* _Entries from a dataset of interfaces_
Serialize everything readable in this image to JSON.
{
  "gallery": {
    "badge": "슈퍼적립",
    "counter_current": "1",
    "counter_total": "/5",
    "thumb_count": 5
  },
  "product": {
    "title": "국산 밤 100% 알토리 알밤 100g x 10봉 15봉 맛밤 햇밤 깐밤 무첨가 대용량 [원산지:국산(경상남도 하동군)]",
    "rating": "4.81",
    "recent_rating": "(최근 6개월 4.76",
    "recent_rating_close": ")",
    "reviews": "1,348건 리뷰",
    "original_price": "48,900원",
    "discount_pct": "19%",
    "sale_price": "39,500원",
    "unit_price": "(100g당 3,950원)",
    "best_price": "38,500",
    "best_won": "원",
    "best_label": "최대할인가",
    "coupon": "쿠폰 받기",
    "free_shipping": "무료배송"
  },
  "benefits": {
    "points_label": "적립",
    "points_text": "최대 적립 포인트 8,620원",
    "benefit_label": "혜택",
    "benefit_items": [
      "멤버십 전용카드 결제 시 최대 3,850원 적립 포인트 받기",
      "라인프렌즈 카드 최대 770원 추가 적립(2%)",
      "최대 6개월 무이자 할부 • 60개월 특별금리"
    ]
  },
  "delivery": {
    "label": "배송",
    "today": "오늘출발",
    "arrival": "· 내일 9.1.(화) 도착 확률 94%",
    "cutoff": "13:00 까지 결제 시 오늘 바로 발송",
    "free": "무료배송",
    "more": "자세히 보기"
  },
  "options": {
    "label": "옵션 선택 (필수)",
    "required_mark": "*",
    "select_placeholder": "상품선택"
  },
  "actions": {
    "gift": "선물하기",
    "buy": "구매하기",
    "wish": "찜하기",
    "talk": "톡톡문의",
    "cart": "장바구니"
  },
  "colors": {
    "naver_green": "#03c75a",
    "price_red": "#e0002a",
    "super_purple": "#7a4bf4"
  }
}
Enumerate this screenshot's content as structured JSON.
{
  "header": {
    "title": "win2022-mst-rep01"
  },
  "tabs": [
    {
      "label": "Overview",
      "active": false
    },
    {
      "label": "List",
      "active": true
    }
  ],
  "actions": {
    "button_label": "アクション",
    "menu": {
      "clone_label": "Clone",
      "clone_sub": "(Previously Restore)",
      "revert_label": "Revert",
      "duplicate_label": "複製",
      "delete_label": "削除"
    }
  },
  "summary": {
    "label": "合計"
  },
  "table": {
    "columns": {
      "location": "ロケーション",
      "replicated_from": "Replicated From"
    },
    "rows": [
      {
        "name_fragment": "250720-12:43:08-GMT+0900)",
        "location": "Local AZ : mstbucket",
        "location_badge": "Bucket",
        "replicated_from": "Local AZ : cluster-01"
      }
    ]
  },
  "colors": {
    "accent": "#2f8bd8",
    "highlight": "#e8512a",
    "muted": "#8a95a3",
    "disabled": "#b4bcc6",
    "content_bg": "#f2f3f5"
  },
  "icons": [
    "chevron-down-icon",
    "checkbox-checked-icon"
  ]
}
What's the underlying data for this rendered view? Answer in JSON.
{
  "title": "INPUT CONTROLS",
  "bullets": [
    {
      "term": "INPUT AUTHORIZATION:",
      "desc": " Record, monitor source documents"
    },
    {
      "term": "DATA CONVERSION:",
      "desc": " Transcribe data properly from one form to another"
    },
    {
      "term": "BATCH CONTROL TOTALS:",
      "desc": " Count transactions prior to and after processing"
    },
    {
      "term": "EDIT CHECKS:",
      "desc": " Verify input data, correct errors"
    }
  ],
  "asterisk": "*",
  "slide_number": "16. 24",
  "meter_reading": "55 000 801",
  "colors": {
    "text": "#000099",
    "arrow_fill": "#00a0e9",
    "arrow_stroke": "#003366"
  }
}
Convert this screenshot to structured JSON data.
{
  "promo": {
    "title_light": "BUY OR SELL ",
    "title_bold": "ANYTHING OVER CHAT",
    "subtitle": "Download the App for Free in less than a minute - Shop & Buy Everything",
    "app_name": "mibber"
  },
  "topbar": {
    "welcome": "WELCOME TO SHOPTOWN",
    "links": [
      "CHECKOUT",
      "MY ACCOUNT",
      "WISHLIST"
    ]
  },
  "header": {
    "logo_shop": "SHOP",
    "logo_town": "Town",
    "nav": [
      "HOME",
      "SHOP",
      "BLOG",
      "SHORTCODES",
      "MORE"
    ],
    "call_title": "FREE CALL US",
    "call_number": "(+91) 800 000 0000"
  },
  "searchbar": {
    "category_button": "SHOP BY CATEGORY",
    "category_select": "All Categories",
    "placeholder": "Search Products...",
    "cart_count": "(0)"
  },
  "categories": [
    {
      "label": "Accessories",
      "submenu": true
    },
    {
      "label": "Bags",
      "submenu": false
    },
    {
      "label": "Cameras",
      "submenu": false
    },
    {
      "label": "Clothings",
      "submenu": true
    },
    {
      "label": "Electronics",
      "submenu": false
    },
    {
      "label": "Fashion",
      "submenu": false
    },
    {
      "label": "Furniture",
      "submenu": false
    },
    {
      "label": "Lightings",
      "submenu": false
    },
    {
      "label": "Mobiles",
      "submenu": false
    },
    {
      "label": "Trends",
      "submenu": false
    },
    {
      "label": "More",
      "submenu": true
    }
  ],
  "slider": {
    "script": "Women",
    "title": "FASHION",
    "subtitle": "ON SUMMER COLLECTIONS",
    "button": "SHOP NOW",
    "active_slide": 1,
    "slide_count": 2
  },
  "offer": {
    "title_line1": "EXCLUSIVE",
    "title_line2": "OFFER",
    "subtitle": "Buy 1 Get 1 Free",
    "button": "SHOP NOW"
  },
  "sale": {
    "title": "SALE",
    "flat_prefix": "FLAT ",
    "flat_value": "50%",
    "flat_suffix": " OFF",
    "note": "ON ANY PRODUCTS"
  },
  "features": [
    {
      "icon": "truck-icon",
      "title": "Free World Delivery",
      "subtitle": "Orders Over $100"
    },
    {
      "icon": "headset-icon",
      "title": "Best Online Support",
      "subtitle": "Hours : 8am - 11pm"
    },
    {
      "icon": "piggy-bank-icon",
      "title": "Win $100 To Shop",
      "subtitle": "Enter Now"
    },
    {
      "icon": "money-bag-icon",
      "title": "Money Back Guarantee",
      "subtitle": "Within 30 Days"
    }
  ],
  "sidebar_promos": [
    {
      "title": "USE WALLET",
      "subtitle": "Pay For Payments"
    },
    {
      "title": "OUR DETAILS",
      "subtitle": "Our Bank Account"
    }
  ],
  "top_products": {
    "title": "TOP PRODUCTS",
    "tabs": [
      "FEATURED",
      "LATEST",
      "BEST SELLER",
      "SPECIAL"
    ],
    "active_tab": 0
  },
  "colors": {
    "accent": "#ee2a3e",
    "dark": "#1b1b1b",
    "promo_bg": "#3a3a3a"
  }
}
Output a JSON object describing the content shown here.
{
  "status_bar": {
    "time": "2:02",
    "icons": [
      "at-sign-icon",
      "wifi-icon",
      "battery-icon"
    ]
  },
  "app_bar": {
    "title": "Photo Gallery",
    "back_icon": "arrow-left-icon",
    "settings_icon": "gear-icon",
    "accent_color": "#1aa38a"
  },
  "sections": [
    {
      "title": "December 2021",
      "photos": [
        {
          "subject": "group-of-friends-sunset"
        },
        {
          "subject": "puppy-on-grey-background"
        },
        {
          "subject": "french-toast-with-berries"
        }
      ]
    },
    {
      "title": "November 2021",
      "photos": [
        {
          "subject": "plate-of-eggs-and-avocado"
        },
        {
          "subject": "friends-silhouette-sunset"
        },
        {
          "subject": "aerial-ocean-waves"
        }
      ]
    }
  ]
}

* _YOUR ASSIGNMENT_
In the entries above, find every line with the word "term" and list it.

* _SOLUTION_
      "term": "INPUT AUTHORIZATION:",
      "term": "DATA CONVERSION:",
      "term": "BATCH CONTROL TOTALS:",
      "term": "EDIT CHECKS:",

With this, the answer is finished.